» **Records for the task**
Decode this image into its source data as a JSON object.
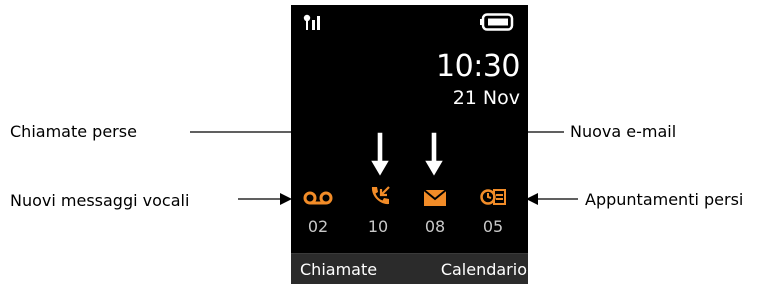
{
  "screen": {
    "time": "10:30",
    "date": "21 Nov",
    "icons": {
      "signal": "signal-strength-icon",
      "battery": "battery-icon",
      "voicemail": "voicemail-icon",
      "missed_calls": "missed-call-icon",
      "email": "envelope-icon",
      "appointments": "missed-appointment-icon"
    },
    "counts": {
      "voicemail": "02",
      "missed_calls": "10",
      "email": "08",
      "appointments": "05"
    },
    "softkeys": {
      "left": "Chiamate",
      "right": "Calendario"
    }
  },
  "callouts": {
    "missed_calls": "Chiamate perse",
    "voicemail": "Nuovi messaggi vocali",
    "email": "Nuova e-mail",
    "appointments": "Appuntamenti persi"
  },
  "colors": {
    "screen_bg": "#000000",
    "accent": "#f28c28",
    "count_text": "#c8c8c8",
    "softbar_bg": "#2b2b2b"
  }
}
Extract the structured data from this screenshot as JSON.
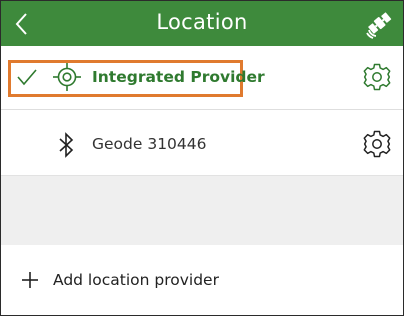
{
  "header": {
    "title": "Location",
    "back_icon": "chevron-left-icon",
    "satellite_icon": "satellite-icon",
    "background_color": "#3e8a3c"
  },
  "providers": [
    {
      "label": "Integrated Provider",
      "selected": true,
      "status_icon": "checkmark-icon",
      "icon": "target-crosshair-icon",
      "settings_icon": "gear-icon",
      "color": "#2f7a2f"
    },
    {
      "label": "Geode 310446",
      "selected": false,
      "icon": "bluetooth-icon",
      "settings_icon": "gear-icon"
    }
  ],
  "add_provider": {
    "label": "Add location provider",
    "icon": "plus-icon"
  },
  "highlight_color": "#e07a2e"
}
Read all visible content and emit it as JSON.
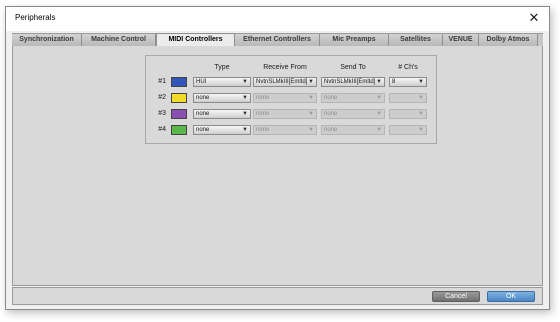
{
  "window": {
    "title": "Peripherals",
    "close_glyph": "✕"
  },
  "tabs": [
    {
      "label": "Synchronization",
      "active": false
    },
    {
      "label": "Machine Control",
      "active": false
    },
    {
      "label": "MIDI Controllers",
      "active": true
    },
    {
      "label": "Ethernet Controllers",
      "active": false
    },
    {
      "label": "Mic Preamps",
      "active": false
    },
    {
      "label": "Satellites",
      "active": false
    },
    {
      "label": "VENUE",
      "active": false
    },
    {
      "label": "Dolby Atmos",
      "active": false
    }
  ],
  "midi": {
    "headers": {
      "type": "Type",
      "receive": "Receive From",
      "send": "Send To",
      "channels": "# Ch's"
    },
    "rows": [
      {
        "label": "#1",
        "color": "#3355bb",
        "type": "HUI",
        "receive": "NvtnSLMkIII[Emltd]",
        "send": "NvtnSLMkIII[Emltd]",
        "channels": "8",
        "enabled": true
      },
      {
        "label": "#2",
        "color": "#f2dc2a",
        "type": "none",
        "receive": "none",
        "send": "none",
        "channels": "",
        "enabled": false
      },
      {
        "label": "#3",
        "color": "#8a4fb0",
        "type": "none",
        "receive": "none",
        "send": "none",
        "channels": "",
        "enabled": false
      },
      {
        "label": "#4",
        "color": "#5ab84a",
        "type": "none",
        "receive": "none",
        "send": "none",
        "channels": "",
        "enabled": false
      }
    ]
  },
  "buttons": {
    "cancel": "Cancel",
    "ok": "OK"
  }
}
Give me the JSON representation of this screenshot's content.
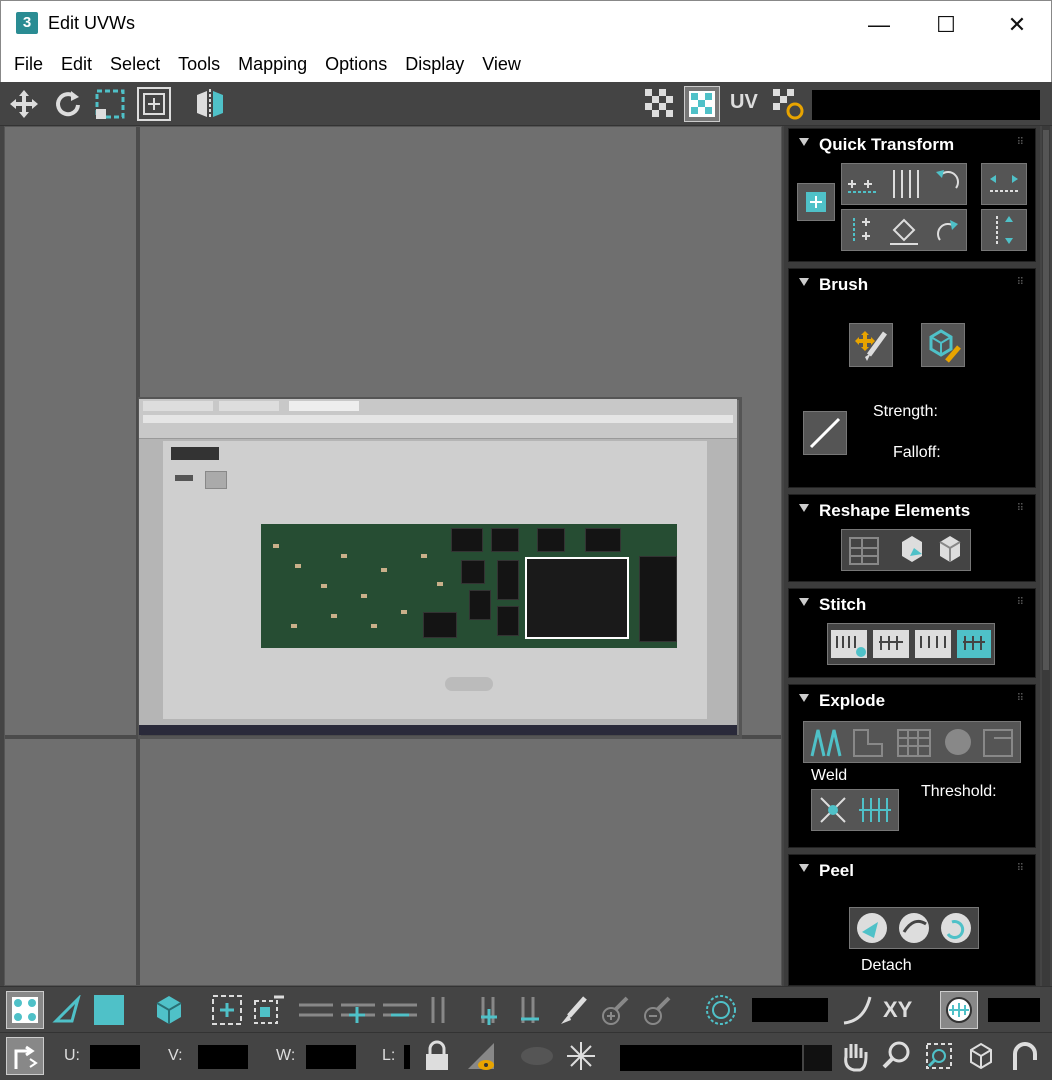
{
  "window": {
    "title": "Edit UVWs",
    "app_icon": "3",
    "minimize": "—",
    "maximize": "☐",
    "close": "✕"
  },
  "menu": [
    "File",
    "Edit",
    "Select",
    "Tools",
    "Mapping",
    "Options",
    "Display",
    "View"
  ],
  "toolbar": {
    "uv_label": "UV"
  },
  "panel": {
    "quick_transform": "Quick Transform",
    "brush": {
      "title": "Brush",
      "strength": "Strength:",
      "falloff": "Falloff:"
    },
    "reshape": "Reshape Elements",
    "stitch": "Stitch",
    "explode": {
      "title": "Explode",
      "weld": "Weld",
      "threshold": "Threshold:"
    },
    "peel": {
      "title": "Peel",
      "detach": "Detach"
    }
  },
  "bottom": {
    "xy": "XY",
    "u_label": "U:",
    "v_label": "V:",
    "w_label": "W:",
    "l_label": "L:"
  },
  "colors": {
    "accent": "#4fc1c8",
    "panel_bg": "#000000",
    "viewport_bg": "#6f6f6f",
    "chrome": "#444444"
  }
}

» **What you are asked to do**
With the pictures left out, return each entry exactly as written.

» **Result of this exercise**
Decode this image into its source data as a JSON object.
{
  "screen": {
    "time": "10:30",
    "date": "21 Nov",
    "icons": {
      "signal": "signal-strength-icon",
      "battery": "battery-icon",
      "voicemail": "voicemail-icon",
      "missed_calls": "missed-call-icon",
      "email": "envelope-icon",
      "appointments": "missed-appointment-icon"
    },
    "counts": {
      "voicemail": "02",
      "missed_calls": "10",
      "email": "08",
      "appointments": "05"
    },
    "softkeys": {
      "left": "Chiamate",
      "right": "Calendario"
    }
  },
  "callouts": {
    "missed_calls": "Chiamate perse",
    "voicemail": "Nuovi messaggi vocali",
    "email": "Nuova e-mail",
    "appointments": "Appuntamenti persi"
  },
  "colors": {
    "screen_bg": "#000000",
    "accent": "#f28c28",
    "count_text": "#c8c8c8",
    "softbar_bg": "#2b2b2b"
  }
}
Extract the structured data from this screenshot as JSON.
{
  "header": {
    "title": "Location",
    "back_icon": "chevron-left-icon",
    "satellite_icon": "satellite-icon",
    "background_color": "#3e8a3c"
  },
  "providers": [
    {
      "label": "Integrated Provider",
      "selected": true,
      "status_icon": "checkmark-icon",
      "icon": "target-crosshair-icon",
      "settings_icon": "gear-icon",
      "color": "#2f7a2f"
    },
    {
      "label": "Geode 310446",
      "selected": false,
      "icon": "bluetooth-icon",
      "settings_icon": "gear-icon"
    }
  ],
  "add_provider": {
    "label": "Add location provider",
    "icon": "plus-icon"
  },
  "highlight_color": "#e07a2e"
}
Read all visible content and emit it as JSON.
{
  "window": {
    "title": "Peripherals",
    "close_glyph": "✕"
  },
  "tabs": [
    {
      "label": "Synchronization",
      "active": false
    },
    {
      "label": "Machine Control",
      "active": false
    },
    {
      "label": "MIDI Controllers",
      "active": true
    },
    {
      "label": "Ethernet Controllers",
      "active": false
    },
    {
      "label": "Mic Preamps",
      "active": false
    },
    {
      "label": "Satellites",
      "active": false
    },
    {
      "label": "VENUE",
      "active": false
    },
    {
      "label": "Dolby Atmos",
      "active": false
    }
  ],
  "midi": {
    "headers": {
      "type": "Type",
      "receive": "Receive From",
      "send": "Send To",
      "channels": "# Ch's"
    },
    "rows": [
      {
        "label": "#1",
        "color": "#3355bb",
        "type": "HUI",
        "receive": "NvtnSLMkIII[Emltd]",
        "send": "NvtnSLMkIII[Emltd]",
        "channels": "8",
        "enabled": true
      },
      {
        "label": "#2",
        "color": "#f2dc2a",
        "type": "none",
        "receive": "none",
        "send": "none",
        "channels": "",
        "enabled": false
      },
      {
        "label": "#3",
        "color": "#8a4fb0",
        "type": "none",
        "receive": "none",
        "send": "none",
        "channels": "",
        "enabled": false
      },
      {
        "label": "#4",
        "color": "#5ab84a",
        "type": "none",
        "receive": "none",
        "send": "none",
        "channels": "",
        "enabled": false
      }
    ]
  },
  "buttons": {
    "cancel": "Cancel",
    "ok": "OK"
  }
}
Give me the JSON representation of this screenshot's content.
{
  "window": {
    "title": "Edit UVWs",
    "app_icon": "3",
    "minimize": "—",
    "maximize": "☐",
    "close": "✕"
  },
  "menu": [
    "File",
    "Edit",
    "Select",
    "Tools",
    "Mapping",
    "Options",
    "Display",
    "View"
  ],
  "toolbar": {
    "uv_label": "UV"
  },
  "panel": {
    "quick_transform": "Quick Transform",
    "brush": {
      "title": "Brush",
      "strength": "Strength:",
      "falloff": "Falloff:"
    },
    "reshape": "Reshape Elements",
    "stitch": "Stitch",
    "explode": {
      "title": "Explode",
      "weld": "Weld",
      "threshold": "Threshold:"
    },
    "peel": {
      "title": "Peel",
      "detach": "Detach"
    }
  },
  "bottom": {
    "xy": "XY",
    "u_label": "U:",
    "v_label": "V:",
    "w_label": "W:",
    "l_label": "L:"
  },
  "colors": {
    "accent": "#4fc1c8",
    "panel_bg": "#000000",
    "viewport_bg": "#6f6f6f",
    "chrome": "#444444"
  }
}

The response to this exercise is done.